* _TASK TO COMPLETE_
The expected answer is a bare count of the lines in the data below that contain "text".

* _PROVIDED RECORDS_
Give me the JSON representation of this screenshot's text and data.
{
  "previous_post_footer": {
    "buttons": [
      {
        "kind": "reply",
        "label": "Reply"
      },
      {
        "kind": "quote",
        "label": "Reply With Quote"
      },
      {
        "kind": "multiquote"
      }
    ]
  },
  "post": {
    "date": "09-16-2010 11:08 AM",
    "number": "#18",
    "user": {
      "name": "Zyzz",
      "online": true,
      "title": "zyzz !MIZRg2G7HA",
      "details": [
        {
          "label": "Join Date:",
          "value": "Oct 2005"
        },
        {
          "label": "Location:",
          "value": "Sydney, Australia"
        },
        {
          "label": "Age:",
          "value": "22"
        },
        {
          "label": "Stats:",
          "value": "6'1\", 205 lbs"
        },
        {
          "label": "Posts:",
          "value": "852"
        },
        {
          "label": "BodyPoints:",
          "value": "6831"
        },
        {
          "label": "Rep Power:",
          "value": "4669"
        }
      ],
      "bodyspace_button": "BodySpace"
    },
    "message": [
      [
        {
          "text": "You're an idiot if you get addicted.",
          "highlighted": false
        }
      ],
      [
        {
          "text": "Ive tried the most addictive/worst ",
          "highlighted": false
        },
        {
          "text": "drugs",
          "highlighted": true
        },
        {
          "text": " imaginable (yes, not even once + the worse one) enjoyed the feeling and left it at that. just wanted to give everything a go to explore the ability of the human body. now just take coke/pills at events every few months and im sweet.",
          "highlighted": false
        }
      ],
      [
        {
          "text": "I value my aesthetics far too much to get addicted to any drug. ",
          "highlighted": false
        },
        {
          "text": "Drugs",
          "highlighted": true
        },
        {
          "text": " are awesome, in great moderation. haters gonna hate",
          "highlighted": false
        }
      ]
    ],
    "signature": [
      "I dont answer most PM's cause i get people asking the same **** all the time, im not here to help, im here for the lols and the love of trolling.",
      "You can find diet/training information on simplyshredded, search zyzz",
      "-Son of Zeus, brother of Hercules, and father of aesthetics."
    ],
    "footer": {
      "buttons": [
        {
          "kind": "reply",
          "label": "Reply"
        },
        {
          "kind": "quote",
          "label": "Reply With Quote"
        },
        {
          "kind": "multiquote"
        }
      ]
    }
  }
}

* _ANSWER FOR THIS EXERCISE_
8